_TASK TO CARRY OUT:_ Since pictures do not belong in the copy, please repeat every record below exactly without them.

[Opening DATA FOR THIS EXERCISE section]

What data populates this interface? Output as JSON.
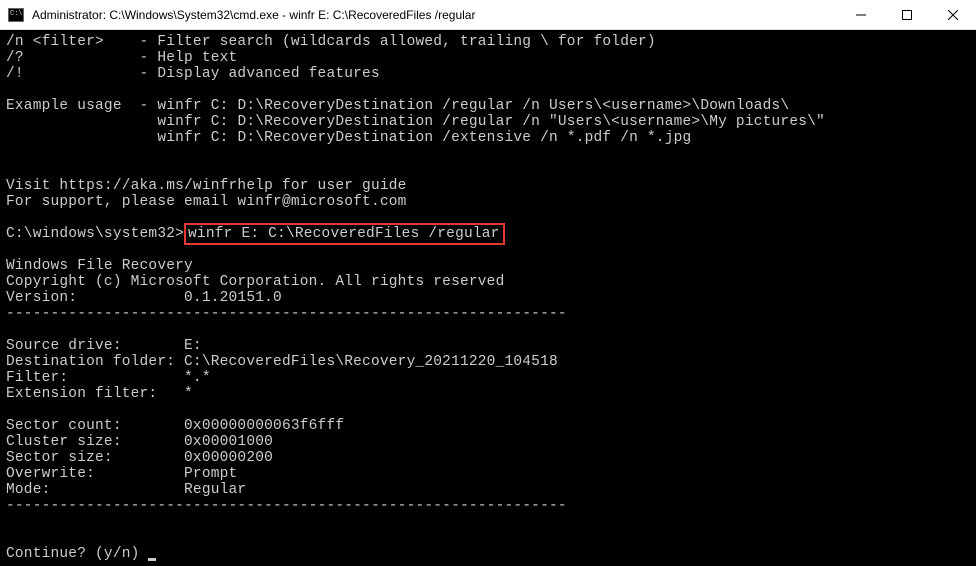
{
  "titlebar": {
    "title": "Administrator: C:\\Windows\\System32\\cmd.exe - winfr  E: C:\\RecoveredFiles /regular"
  },
  "terminal": {
    "line_filter": "/n <filter>    - Filter search (wildcards allowed, trailing \\ for folder)",
    "line_help": "/?             - Help text",
    "line_advanced": "/!             - Display advanced features",
    "blank": "",
    "example_label": "Example usage  - ",
    "example1": "winfr C: D:\\RecoveryDestination /regular /n Users\\<username>\\Downloads\\",
    "example2_pad": "                 ",
    "example2": "winfr C: D:\\RecoveryDestination /regular /n \"Users\\<username>\\My pictures\\\"",
    "example3_pad": "                 ",
    "example3": "winfr C: D:\\RecoveryDestination /extensive /n *.pdf /n *.jpg",
    "visit": "Visit https://aka.ms/winfrhelp for user guide",
    "support": "For support, please email winfr@microsoft.com",
    "prompt_path": "C:\\windows\\system32>",
    "command": "winfr E: C:\\RecoveredFiles /regular",
    "app_name": "Windows File Recovery",
    "copyright": "Copyright (c) Microsoft Corporation. All rights reserved",
    "version_line": "Version:            0.1.20151.0",
    "divider": "---------------------------------------------------------------",
    "source_drive": "Source drive:       E:",
    "dest_folder": "Destination folder: C:\\RecoveredFiles\\Recovery_20211220_104518",
    "filter_line": "Filter:             *.*",
    "ext_filter": "Extension filter:   *",
    "sector_count": "Sector count:       0x00000000063f6fff",
    "cluster_size": "Cluster size:       0x00001000",
    "sector_size": "Sector size:        0x00000200",
    "overwrite": "Overwrite:          Prompt",
    "mode": "Mode:               Regular",
    "continue_prompt": "Continue? (y/n) "
  }
}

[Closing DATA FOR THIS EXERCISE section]

_RESPONSE:_
What data populates this interface? Output as JSON.
{
  "titlebar": {
    "title": "Administrator: C:\\Windows\\System32\\cmd.exe - winfr  E: C:\\RecoveredFiles /regular"
  },
  "terminal": {
    "line_filter": "/n <filter>    - Filter search (wildcards allowed, trailing \\ for folder)",
    "line_help": "/?             - Help text",
    "line_advanced": "/!             - Display advanced features",
    "blank": "",
    "example_label": "Example usage  - ",
    "example1": "winfr C: D:\\RecoveryDestination /regular /n Users\\<username>\\Downloads\\",
    "example2_pad": "                 ",
    "example2": "winfr C: D:\\RecoveryDestination /regular /n \"Users\\<username>\\My pictures\\\"",
    "example3_pad": "                 ",
    "example3": "winfr C: D:\\RecoveryDestination /extensive /n *.pdf /n *.jpg",
    "visit": "Visit https://aka.ms/winfrhelp for user guide",
    "support": "For support, please email winfr@microsoft.com",
    "prompt_path": "C:\\windows\\system32>",
    "command": "winfr E: C:\\RecoveredFiles /regular",
    "app_name": "Windows File Recovery",
    "copyright": "Copyright (c) Microsoft Corporation. All rights reserved",
    "version_line": "Version:            0.1.20151.0",
    "divider": "---------------------------------------------------------------",
    "source_drive": "Source drive:       E:",
    "dest_folder": "Destination folder: C:\\RecoveredFiles\\Recovery_20211220_104518",
    "filter_line": "Filter:             *.*",
    "ext_filter": "Extension filter:   *",
    "sector_count": "Sector count:       0x00000000063f6fff",
    "cluster_size": "Cluster size:       0x00001000",
    "sector_size": "Sector size:        0x00000200",
    "overwrite": "Overwrite:          Prompt",
    "mode": "Mode:               Regular",
    "continue_prompt": "Continue? (y/n) "
  }
}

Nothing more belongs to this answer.